Happy New Year?
The forecasts are grim, but the oil patch is rarely predictable
HERE AT ALBERTA OIL, WE’RE ENTERING
the New Year with a new editor and likely a new era of turbulence in energy prices.
There’s a joke that energy analysts spend half their time predicting what will happen, and the other half explaining why what they said would happen, didn’t. To be fair, they live in a world of unknowns and unknowables, from wars and revolutions to weather and revolutionary technologies.
In my nearly two decades’ experience as an oil and gas journalist, I’ve learned that the only predictable thing about oil prices is that they are unpredictable.
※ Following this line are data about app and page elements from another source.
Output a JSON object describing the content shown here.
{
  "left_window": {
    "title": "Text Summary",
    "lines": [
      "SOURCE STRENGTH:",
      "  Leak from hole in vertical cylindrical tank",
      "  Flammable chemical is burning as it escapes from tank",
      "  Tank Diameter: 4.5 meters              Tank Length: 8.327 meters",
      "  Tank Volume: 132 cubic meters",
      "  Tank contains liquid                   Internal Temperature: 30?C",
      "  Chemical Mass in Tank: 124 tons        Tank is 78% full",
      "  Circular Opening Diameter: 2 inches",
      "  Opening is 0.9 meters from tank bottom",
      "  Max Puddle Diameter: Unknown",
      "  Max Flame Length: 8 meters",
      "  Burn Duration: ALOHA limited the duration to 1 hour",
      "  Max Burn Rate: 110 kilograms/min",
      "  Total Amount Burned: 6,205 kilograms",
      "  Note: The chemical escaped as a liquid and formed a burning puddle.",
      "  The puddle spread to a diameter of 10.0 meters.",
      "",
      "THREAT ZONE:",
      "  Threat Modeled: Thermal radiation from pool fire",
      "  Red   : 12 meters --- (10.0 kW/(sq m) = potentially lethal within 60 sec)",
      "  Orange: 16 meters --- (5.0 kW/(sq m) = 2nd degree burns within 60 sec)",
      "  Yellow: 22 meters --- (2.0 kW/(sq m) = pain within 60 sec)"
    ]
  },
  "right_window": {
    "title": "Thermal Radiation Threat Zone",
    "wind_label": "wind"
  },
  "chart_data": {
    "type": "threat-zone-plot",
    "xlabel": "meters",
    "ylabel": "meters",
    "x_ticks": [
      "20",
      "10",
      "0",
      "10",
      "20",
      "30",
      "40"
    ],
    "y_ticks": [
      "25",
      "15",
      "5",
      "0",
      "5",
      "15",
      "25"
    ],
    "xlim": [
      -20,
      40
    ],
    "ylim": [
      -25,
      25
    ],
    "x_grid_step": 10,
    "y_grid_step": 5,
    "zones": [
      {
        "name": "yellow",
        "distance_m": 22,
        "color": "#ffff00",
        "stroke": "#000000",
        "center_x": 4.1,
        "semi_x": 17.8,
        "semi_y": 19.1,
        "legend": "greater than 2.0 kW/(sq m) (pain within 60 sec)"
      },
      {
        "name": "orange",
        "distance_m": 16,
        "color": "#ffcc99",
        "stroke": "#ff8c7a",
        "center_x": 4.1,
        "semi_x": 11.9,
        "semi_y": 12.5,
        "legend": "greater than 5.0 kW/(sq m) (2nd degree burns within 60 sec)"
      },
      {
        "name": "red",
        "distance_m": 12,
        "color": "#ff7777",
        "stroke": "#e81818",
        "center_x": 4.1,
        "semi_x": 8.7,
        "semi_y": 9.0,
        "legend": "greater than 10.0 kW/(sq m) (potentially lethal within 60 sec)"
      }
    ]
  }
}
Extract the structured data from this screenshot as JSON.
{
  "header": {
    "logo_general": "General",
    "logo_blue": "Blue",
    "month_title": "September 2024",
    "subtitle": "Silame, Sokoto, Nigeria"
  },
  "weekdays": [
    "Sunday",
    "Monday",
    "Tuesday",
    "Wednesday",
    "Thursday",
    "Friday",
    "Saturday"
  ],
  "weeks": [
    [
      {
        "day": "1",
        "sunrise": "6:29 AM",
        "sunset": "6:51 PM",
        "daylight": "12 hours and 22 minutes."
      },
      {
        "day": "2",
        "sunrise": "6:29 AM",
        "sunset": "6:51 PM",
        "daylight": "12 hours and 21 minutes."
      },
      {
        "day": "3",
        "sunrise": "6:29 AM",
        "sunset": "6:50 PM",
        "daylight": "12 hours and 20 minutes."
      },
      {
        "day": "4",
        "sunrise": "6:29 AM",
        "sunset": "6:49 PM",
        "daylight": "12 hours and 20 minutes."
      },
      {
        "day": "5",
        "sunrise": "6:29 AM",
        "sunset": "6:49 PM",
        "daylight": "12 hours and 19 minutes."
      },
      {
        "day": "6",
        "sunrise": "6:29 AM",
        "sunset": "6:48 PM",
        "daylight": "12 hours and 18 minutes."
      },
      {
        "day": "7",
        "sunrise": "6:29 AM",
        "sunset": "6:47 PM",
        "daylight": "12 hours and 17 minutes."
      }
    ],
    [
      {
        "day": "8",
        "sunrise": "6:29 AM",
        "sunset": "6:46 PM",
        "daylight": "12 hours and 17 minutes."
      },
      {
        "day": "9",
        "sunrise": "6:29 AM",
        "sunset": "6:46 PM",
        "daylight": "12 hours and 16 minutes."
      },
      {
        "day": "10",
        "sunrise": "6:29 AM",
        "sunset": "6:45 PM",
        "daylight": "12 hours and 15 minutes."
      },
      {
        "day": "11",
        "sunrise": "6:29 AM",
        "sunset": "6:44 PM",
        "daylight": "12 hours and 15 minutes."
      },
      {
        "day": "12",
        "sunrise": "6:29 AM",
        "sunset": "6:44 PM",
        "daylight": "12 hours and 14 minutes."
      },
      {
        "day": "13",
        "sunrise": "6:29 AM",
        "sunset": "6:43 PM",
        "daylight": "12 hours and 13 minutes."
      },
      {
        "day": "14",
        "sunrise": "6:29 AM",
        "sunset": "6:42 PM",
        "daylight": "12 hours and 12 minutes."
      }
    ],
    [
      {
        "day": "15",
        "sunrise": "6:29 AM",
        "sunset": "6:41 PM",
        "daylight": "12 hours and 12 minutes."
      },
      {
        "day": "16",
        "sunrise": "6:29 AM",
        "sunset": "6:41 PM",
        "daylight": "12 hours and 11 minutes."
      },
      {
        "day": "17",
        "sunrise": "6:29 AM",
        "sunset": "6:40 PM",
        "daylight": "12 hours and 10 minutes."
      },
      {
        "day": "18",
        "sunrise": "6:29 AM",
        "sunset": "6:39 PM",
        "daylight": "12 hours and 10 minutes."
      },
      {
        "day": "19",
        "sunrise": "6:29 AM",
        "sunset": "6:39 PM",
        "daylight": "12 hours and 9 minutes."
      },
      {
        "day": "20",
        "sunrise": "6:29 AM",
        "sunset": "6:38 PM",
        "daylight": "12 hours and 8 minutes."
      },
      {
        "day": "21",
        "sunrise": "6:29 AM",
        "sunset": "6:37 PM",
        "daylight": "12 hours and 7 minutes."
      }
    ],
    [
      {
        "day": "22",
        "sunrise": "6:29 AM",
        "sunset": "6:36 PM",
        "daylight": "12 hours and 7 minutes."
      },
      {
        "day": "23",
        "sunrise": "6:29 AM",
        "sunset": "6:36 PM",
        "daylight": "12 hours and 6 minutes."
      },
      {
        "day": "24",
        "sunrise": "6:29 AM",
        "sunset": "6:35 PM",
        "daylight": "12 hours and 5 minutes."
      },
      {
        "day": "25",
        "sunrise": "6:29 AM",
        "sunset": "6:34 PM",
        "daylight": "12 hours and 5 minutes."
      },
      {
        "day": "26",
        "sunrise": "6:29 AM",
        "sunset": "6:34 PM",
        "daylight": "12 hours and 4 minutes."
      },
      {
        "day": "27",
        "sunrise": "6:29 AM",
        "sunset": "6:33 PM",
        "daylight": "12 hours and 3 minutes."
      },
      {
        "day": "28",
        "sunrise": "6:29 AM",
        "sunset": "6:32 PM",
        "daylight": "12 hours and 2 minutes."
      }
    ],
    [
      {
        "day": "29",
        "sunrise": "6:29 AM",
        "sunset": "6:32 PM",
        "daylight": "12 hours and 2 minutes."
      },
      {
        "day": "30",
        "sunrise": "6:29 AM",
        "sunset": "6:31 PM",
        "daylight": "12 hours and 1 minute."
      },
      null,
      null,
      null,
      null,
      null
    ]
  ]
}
I was living in Mexico in 1999 when the price of oil crashed to $10 a barrel, and The Economist said at the time that if the Persian Gulf states boosted production any further, it would hit $5 a barrel.
By 2005 I was working in Dubai when some economists claimed the sky-high oil price would tip the global economy into recession, triggering an oil price collapse. Hurricane Katrina was raging across the Gulf of Mexico and the record price that had them frightened was $70 a barrel.
Instead, by 2008 the price had doubled and Goldman Sachs analysts talked about $200 barrels within two years. (In 2015 the same bank said the price might drop to $20 a barrel in 2016).
At one OPEC conference I actually saw the price of oil drop when the cartel announced it was cutting production. Traders didn’t believe OPEC members would stick to their quotas.
It’s not just prices that are hard to predict. Earlier in the decade I read a market analysis research note about oil producing countries inflating their reserves figures – it sarcastically said Canada had massively boosted its reserves by “renaming tar as oil,” and dismissed Albertan crude as having no potential impact on markets.
As I watched Qatar building the world’s largest LNG plants, no one knew that Doha would soon face two very different kinds of revolutions: one in the Middle East and the other in North America’s shales. One fueled the fear factor, and the other made Qatar Petroleum and ExxonMobil pivot to export LNG from their Texan terminal, which was initially built to import it.
Alberta’s oil price fortunes are, of course, tied to oil pipelines. And they aren’t proving to be any more predictable. There is fierce opposition to every pipeline project proposal in Canada right now, and the Keystone XL’s fate hangs on a U.S. presidential election – and worse still, on a Republican Party that can only be described as volatile at best.
In Alberta, as a director of the Leduc #1 Energy Discovery Centre, I’ve learned from veteran oilmen and women how the astounding expertise, innovation and creativity deployed in the province’s oil patch makes it so resilient. They have lived through more booms and busts than I have. These veterans, and the slump-surfing executives featured in our 2016 C-Suite Energy Executive Awards, represent what’s great about Alberta’s oil industry. As the editor of Canada’s best energy magazine, I proudly carry Alberta Oil’s torch into this New Year and into our exciting future.